◆ **Exercise**: Extract, from the records beneath this instruction, each line that contains the word "emoji".

(Data records for software interfaces)
○ ○ ○ ○ ○ ○ ○

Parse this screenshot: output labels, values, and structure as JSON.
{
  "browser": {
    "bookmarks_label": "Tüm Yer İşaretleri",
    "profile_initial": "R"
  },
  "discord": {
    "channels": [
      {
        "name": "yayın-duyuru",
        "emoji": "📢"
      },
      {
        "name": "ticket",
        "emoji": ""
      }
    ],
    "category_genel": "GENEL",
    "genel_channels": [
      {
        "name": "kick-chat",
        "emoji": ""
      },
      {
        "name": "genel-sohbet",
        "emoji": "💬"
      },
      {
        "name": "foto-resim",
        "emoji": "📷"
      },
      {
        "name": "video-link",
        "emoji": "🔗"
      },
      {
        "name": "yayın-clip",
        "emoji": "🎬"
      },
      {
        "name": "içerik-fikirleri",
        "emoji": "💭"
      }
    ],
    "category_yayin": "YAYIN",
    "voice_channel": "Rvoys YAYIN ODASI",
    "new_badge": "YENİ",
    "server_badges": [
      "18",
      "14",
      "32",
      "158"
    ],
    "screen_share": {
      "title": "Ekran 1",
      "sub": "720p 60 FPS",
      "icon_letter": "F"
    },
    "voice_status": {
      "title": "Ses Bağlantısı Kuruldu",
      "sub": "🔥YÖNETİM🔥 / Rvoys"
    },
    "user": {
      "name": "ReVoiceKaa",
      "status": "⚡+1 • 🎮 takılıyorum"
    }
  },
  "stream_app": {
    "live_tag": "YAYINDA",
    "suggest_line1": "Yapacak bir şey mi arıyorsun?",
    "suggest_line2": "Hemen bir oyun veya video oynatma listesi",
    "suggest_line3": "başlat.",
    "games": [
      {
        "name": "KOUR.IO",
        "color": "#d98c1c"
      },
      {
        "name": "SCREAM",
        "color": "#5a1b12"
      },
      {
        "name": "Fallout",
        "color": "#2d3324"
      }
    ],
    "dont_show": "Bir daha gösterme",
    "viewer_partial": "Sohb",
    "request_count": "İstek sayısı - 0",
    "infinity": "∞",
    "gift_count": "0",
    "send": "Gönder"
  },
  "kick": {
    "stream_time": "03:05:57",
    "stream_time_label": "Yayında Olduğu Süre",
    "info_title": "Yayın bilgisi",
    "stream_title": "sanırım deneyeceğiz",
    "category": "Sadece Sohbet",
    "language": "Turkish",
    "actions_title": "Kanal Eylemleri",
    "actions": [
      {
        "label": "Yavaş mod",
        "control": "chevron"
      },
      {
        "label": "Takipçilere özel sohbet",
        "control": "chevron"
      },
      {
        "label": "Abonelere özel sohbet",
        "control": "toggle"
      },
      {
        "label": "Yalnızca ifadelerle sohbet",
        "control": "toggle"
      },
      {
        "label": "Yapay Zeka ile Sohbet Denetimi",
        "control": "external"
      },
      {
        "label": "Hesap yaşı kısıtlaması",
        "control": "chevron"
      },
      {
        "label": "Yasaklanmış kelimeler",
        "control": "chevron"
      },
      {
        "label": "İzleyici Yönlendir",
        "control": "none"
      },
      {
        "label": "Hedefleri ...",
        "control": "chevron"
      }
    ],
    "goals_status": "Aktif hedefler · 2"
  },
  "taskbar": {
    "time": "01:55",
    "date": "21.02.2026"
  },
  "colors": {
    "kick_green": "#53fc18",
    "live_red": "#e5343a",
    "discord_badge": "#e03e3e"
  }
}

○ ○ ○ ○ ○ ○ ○

◆ **Answer**:
        "emoji": "📢"
        "emoji": ""
        "emoji": ""
        "emoji": "💬"
        "emoji": "📷"
        "emoji": "🔗"
        "emoji": "🎬"
        "emoji": "💭"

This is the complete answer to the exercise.